JCHannum
04-26-2003, 05:53 PM
Frequently the owner, or an employee is available. If that is the case, grab him by the neck and shake vigorously back and forth until he reveals any problems with the machine. This method works with lathes and other mnachinery as well.

ibewgypsie
04-26-2003, 07:37 PM
Make them guarantee? at least a promise of parts reimbursement. Shine it on or take a risk otherwise.

Funny note, after remodeling my bridgeport I kept tripping out the head, then I noticed it had a pnuematic brake, on of course.

kenc
04-26-2003, 07:38 PM
Unfortunately these are big bankrupt company public auctions with 200 or so people there. I'm lucky if I can spend two hours there because of work. Finding an employee of the defunct company is impossible. I'm beginning to hate these auctions (been to two) because that rotund guy "reliableendmill" from ebay is there every time with a bunch of his gofers, they buy everything that's good and sell it on ebay the next day! They don't have to worry about 8.25% sales tax or a $600 riggers fee to get the machine home (you typically have 48hrs to move it or else!) so the guy who wants a machine for home is at a huge disadvantage.
Sucks.

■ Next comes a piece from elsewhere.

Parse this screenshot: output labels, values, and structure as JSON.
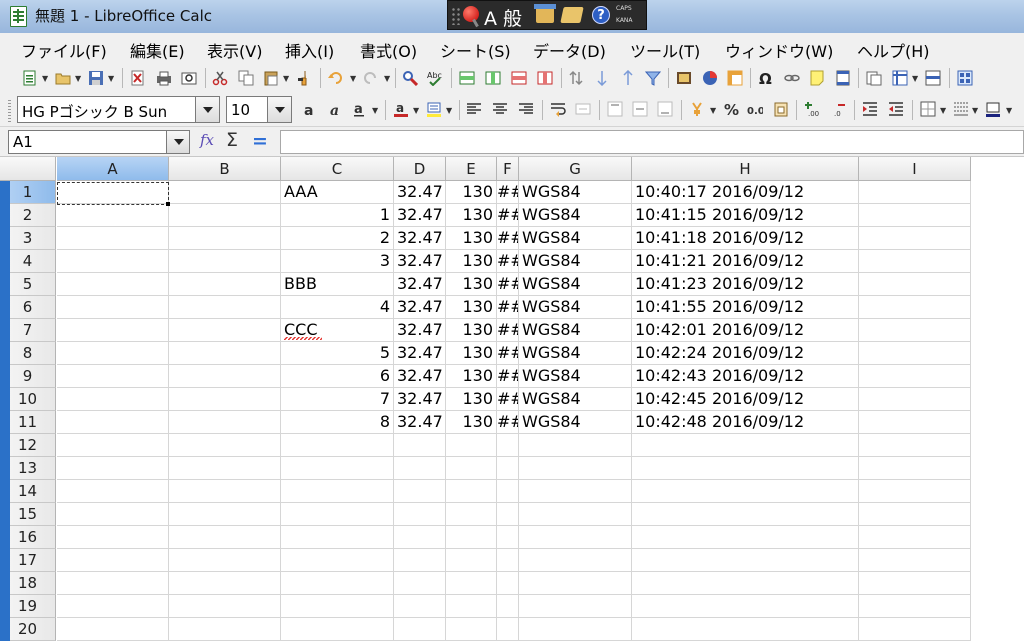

lynnl
04-26-2003, 08:05 PM
I know what you mean Kenc. Couple of years ago a local surplus disposal auction here had what was billed as about 15,000 lbs of aluminum (acft) that McDonall Douglas was disposing of. Much of it was huge plate (up to about 15 or 16" thick, and up to 8 or 10' long, etc.. But it was divided into lots and also had lots of pcs that folks like us, and local small shops could use. Generated a lot of interest and bidding. But a local steel/salvage/recycling Co. bought it all as one lot. They kept it just 2 or 3 weeks to sell at $2/lb to people like me. Then disposed of all of it as scrap! (at probably .50 to .60/lb) I couldn't understand that. They had plenty of space in their yard to keep it.

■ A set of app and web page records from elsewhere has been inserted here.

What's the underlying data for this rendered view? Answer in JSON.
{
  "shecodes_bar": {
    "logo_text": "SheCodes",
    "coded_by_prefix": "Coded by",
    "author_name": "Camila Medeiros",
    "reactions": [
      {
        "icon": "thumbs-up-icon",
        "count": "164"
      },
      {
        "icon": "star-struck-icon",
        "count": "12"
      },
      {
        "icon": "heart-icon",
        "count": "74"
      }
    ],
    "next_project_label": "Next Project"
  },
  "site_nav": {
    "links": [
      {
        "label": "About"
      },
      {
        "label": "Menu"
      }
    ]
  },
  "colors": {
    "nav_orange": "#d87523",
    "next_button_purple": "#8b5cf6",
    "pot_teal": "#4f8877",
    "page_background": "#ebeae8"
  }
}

The Co. driver who picked it up to haul to their yard told me it was actually closer to 40,000 lbs.